Beijing rejected on Aug 20 Philippine complaints about Chinese survey vessels operating in Liyue Tan－also known as the Reed Bank－and has lodged a separate complaint about the detention of Chinese workers.
Philippine President Benigno Aquino III said over the weekend that two Chinese survey vessels had been sighted in Liyue Tan. He questioned China’s intention and expressed hope this would not lead to increased tension between Manila and Beijing.
Liyue Tan, a part of the Nansha archipelago in the South China Sea, is Chinese territory.
“Survey activities being carried out by Chinese survey ships are appropriate, legal and beyond reproach,” the Chinese Foreign Ministry said in a statement faxed to Reuters.
The Philippine’s Department of Foreign Affairs spokesman, Charles Jose, said Manila will file a diplomatic protest “as soon as possible” against the so-called latest Chinese incursion on Liyue Tan, the Philippine Daily Inquirer reported.
Jose said Manila was considering other measures to address the issue.
“Aside from filing a protest, we’re also exploring other measures that would address the issue,” Jose said, declining to elaborate.
Tensions in the South China Sea between the Philippines and China began in 2011 when a Philippine military vessel entered the sea area neighboring Liyue Tan and tried to approach a Chinese fishing boat towing 25 smaller, unoccupied boats. The propeller of the Philippine vessel got tangled in the rope, disconnecting the Chinese fishing vessel from the 25 smaller boats.
Relations between Beijing and Manila have also been strained by the detention of Chinese fishermen who were intercepted in Chinese waters also claimed by the Philippines.
In a separate incident, the Chinese embassy in Manila lodged a complaint about the detention on Tuesday of more than 50 Chinese suspected of working illegally in the country.

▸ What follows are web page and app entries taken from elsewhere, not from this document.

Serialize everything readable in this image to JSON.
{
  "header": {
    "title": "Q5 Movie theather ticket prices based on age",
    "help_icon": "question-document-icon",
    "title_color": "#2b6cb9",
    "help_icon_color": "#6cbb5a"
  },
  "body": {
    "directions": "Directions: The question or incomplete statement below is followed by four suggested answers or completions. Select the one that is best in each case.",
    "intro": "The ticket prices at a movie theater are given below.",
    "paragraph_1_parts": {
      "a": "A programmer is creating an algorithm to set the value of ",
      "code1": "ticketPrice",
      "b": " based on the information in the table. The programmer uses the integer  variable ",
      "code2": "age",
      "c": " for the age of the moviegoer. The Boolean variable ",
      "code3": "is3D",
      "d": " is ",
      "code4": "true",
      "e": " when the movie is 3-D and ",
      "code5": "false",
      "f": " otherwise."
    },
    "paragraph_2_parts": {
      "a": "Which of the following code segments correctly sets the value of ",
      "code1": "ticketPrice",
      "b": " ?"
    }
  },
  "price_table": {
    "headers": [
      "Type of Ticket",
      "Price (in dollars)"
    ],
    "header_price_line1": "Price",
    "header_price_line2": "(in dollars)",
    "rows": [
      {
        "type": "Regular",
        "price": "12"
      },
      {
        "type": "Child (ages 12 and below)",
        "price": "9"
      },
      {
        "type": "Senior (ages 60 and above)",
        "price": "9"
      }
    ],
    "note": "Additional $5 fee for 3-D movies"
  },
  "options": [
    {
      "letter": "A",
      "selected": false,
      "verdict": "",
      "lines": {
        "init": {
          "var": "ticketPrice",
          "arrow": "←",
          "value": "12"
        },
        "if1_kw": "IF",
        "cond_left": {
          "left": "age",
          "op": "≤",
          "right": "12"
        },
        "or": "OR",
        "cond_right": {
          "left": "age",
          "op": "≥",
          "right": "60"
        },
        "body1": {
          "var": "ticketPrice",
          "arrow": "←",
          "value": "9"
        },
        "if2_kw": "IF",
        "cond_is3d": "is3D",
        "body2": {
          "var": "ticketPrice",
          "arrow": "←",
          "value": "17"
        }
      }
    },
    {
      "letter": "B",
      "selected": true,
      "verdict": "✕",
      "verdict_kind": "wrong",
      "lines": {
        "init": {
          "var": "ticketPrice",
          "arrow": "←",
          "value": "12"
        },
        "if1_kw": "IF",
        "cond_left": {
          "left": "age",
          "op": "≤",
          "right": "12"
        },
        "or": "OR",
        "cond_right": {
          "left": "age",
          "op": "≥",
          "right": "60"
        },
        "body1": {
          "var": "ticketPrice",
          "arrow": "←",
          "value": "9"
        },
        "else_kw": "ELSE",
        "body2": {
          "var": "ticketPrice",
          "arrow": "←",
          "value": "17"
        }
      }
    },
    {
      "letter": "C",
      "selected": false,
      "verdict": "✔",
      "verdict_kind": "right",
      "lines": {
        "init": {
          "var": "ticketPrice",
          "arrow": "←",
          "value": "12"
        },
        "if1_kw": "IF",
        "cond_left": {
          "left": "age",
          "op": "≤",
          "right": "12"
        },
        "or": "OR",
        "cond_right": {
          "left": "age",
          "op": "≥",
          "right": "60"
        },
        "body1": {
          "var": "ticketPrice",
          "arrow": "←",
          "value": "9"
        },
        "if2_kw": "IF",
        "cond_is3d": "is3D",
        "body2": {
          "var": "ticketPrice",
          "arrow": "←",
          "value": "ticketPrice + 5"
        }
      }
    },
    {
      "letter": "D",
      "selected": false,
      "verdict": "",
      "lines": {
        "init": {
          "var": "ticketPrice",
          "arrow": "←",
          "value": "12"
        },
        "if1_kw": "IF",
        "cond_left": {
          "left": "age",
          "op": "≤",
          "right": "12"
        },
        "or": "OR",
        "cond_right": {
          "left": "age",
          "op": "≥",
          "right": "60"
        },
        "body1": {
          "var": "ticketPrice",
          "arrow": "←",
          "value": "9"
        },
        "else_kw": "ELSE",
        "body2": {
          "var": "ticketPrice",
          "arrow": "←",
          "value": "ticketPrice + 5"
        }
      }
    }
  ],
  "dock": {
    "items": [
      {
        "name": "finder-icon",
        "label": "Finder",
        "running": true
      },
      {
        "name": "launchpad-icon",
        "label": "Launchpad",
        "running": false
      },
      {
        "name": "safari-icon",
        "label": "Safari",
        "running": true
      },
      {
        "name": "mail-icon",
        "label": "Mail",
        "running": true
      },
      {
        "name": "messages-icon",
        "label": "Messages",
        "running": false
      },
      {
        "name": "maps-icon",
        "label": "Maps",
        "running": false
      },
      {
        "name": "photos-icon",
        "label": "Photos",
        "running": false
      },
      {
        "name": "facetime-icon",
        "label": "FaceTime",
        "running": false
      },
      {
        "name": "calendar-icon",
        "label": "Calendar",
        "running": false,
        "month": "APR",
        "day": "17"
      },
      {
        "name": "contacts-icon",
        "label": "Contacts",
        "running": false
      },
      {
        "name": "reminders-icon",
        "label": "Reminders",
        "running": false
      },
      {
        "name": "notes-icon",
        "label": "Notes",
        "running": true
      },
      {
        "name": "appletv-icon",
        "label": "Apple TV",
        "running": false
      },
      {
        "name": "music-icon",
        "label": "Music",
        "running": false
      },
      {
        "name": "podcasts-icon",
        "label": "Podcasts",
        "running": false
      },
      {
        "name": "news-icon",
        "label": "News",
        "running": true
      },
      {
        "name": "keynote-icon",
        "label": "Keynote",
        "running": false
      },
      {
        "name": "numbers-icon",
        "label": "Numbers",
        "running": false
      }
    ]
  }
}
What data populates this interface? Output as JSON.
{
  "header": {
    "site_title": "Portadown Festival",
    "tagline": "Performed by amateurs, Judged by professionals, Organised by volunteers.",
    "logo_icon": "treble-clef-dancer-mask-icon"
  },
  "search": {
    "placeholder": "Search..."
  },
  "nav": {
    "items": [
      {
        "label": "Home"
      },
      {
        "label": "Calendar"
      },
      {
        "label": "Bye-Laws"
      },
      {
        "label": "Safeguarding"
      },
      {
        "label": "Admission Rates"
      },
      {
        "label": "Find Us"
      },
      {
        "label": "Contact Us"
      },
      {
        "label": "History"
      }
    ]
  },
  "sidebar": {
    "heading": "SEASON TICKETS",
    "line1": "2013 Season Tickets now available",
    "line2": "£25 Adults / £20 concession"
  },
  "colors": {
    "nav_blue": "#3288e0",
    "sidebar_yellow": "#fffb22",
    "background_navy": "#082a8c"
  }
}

In a statement, the embassy demanded that the authorities handle the case swiftly and fairly and treat those detained properly. Philippine’s immigration authorities said that the 55 Chinese had been picked up in raids across Manila.